Facing the pressure

Feeling overwhelmed is often confused with responsibility or hard work when it actually quite often are poor time management skills. Of course it might happen from time to time that we have to face more tasks than we are used to, but our everyday life can be easily manageable to a sustainable level. Be honest with yourself: how much time daily do you really spend being productive?

There are few tips how to divide and manage your schedule getting the most out of one day. It is not always better to work hard or without breaks, because the brain and the body both need to be rested and well nourished to deliver the best performance. Unlike robots, human beings of all ages need to take breaks or switch activities roughly each thirty minutes. Shorter intensive spans of activity usually bring better results.


Your body responds well to routine. If you, for example, go to bed at ten o’clock every day, your brain will start shutting down right before and you will sleep better. The same goes for exercise, meals or anything else. Your brain can concentrate for around thirty minutes before it starts getting tired. The span of concentration can be prolonged by practice – breaks or switches between physical and mental activity are still essential in-between them though. You can use an alarm clock or an online timer to help you divide your day into units of productivity or rest. It is necessary to assign to one specific activity and dedicate to it fully until the time is up. It is advisable to start with twenty-minute spans and gradually reach up to forty minutes of full concentration.


Avoid cluttering your brain. Make lists of tasks, use your calendar, stick few post-its on a visible spot. There is no need to remember everything, because it would only disturb you. You can choose from infinite amount of mediums and apps to help you organize your day. Do not be ashamed to take a note of even the smallest things such as vacuuming the floors or putting up a painting. Prioritize your tasks and begin with most important ones, so you do not have to worry about them later. It feels great to watch the pace of your progress as you tick the tasks off your list.
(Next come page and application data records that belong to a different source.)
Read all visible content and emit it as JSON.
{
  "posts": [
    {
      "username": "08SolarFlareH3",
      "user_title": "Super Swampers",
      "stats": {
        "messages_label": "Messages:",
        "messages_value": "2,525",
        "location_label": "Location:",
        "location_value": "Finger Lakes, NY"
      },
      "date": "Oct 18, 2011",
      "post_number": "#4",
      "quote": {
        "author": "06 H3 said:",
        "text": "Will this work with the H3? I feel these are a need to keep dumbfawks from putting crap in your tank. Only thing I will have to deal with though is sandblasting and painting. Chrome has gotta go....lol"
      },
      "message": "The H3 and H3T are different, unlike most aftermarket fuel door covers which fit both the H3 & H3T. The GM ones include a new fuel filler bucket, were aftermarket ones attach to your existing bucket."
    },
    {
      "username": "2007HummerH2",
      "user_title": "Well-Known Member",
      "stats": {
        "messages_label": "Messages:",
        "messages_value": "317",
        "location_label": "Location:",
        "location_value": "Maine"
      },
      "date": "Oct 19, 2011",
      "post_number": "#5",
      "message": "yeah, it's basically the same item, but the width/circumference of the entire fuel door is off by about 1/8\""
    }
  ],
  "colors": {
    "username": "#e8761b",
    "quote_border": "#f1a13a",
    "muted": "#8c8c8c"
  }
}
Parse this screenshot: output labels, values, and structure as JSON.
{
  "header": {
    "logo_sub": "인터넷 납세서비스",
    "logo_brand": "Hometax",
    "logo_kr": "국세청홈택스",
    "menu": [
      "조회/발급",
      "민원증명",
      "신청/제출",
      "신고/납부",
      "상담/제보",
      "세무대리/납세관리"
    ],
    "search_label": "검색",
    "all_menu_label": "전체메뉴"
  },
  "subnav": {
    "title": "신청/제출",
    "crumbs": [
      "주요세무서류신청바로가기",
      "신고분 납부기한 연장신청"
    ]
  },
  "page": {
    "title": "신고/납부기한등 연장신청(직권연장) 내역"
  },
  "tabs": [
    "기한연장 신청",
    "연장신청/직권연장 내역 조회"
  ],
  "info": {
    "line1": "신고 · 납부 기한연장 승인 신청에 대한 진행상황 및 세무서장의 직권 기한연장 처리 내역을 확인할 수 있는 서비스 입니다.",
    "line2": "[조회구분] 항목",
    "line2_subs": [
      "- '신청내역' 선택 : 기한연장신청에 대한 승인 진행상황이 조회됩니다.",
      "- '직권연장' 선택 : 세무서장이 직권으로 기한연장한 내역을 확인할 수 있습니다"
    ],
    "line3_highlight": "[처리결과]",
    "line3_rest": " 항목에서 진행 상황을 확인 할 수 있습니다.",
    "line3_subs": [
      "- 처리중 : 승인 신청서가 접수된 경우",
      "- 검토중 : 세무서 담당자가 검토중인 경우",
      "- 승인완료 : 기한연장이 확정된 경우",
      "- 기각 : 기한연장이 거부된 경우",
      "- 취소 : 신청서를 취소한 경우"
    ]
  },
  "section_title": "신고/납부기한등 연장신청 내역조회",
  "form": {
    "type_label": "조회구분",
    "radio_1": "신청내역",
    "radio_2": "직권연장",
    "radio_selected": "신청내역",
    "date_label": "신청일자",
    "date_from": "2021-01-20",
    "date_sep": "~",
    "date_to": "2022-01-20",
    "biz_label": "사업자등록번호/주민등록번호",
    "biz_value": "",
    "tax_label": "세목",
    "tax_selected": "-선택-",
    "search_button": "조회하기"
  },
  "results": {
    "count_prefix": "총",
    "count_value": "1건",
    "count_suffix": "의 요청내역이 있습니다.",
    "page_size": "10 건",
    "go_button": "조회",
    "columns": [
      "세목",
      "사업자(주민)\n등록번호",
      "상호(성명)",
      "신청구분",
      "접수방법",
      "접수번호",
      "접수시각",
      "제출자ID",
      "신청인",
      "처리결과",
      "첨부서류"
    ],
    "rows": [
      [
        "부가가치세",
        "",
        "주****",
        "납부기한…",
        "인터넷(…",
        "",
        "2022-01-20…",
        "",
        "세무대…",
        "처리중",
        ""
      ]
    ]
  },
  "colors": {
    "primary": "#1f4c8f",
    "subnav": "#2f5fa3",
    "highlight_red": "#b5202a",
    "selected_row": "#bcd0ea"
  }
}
You do not have to do everything. Nobody will judge you. It is completely okay to say no and it is completely okay to ask for help or to delegate a task to someone else. Your priority should be living a sustainable fulfilling life. Doing a good job and feeling successful is a part of it. It works better for you and for the whole society too when each individual is doing their part responsibly and well. It is okay to refuse activities that collide with your plan. And this goes both ways when comes to your personal and professional life – they should be in balance. Focus on the quality.

Multitask (but only if possible)

Sometimes it is possible to carry out more activities at one moment. You can check your emails or listen to the news during your daily commute. You can skip a gym and take your children for a bike trip instead to combine fitness and family time. Physical activities can be accompanied by listening to a text in a foreign language for instance. Get creative and find what fits you the most.


Think about activities you do mindlessly and try to avoid them as procrastination. You can put anything you want into your plan as long as it fits there – if you like relaxing by staring at a wall, go ahead and enjoy it. Plan your time in such a manner that will not make you feel guilty for doing too little or tired from doing too much. Meditation, breaks and enough sleep are essential for your mental and physical health.